What if our recognition of a soul is the result of the electromagnetic fields of each person being attracted to each other? This attraction then goes on to signal the brain-gut connection to produce the chemicals that we recognise as the emotion of love. But the first cause isn’t the brain, or the gut, but something more profound – it is the soul’s vibrational pattern recognising another pattern that has the force of attraction. There are varying degrees of this merging of patterns but soul mates could have a deep and coherent pattern that merges to produce emotions that are beyond rational explanation at this point.

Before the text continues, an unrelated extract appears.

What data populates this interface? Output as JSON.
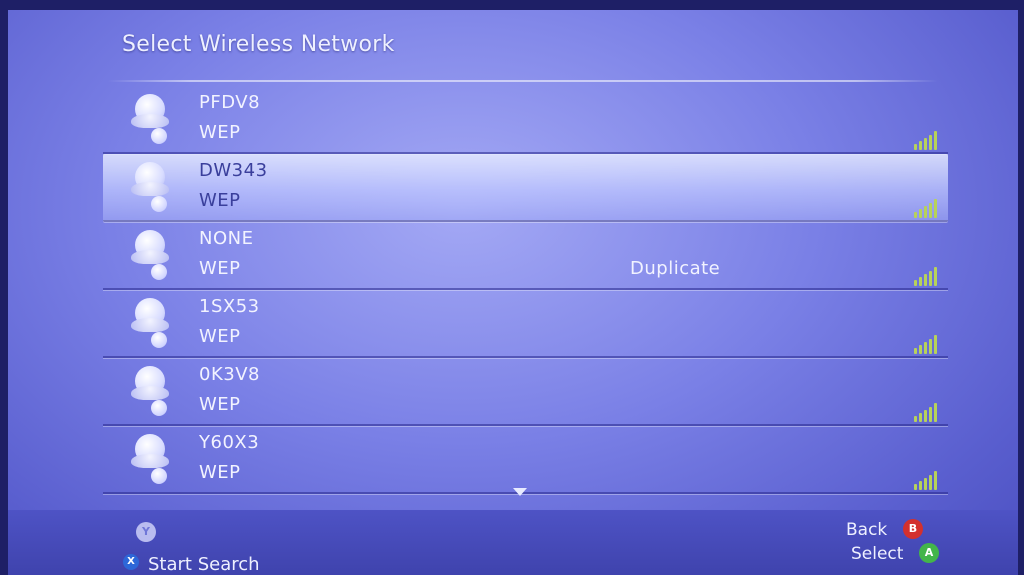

Our soul’s journey to enlightenment involves taking risk. It involves the heart knowing that all is love. It involves recognising that it is not with the brain that we connect with someone but through our heart. This also applies to places and situations. Energetic fields, what we might call electromagnetic fields or vibrational patterns, are recognised by our soul first (i.e. our heart center) which then signals the brain-gut connection. So we have arrived back to a point where shamans, asked where they think, point to the heart.
Unfortunately for us, we have grown up in an era where this type of thinking has been lost. We are brain orientated from a very early age. Our first instincts being parents or babies is to hug and kiss the newborn or cuddle to the parent. This is the heart connection. We don’t kiss our newborn baby because we ‘think’ we should, we just do! It is a raw heart emotion, unfettered by thoughts of the brain-ego. As the child grows, this wanes and the child is taught to obey social structures, follow commands, to think before they jump – in essence, to operate on a brain level. How many of us teach our kids to sit quietly and listen to their inner voice, their inner dream – this is the teaching of the third eye to interpret what the soul and our meaning is.
Imagine a world where we all followed our heart connection rather than the risk averse brain. Would we be in our current job? Our relationship? Would we be settling instead of reaching for lofty dreams? Perhaps this is what Steve Jobs meant when he asked himself every morning, “If I knew I was going to die today, would I still do what I am about to do?” This is akin to asking ourselves to listen to our heart, to our soul, to allow our deepest selves recognise that which we are in alignment with while shedding all the shallow, ego centered commands of the brain.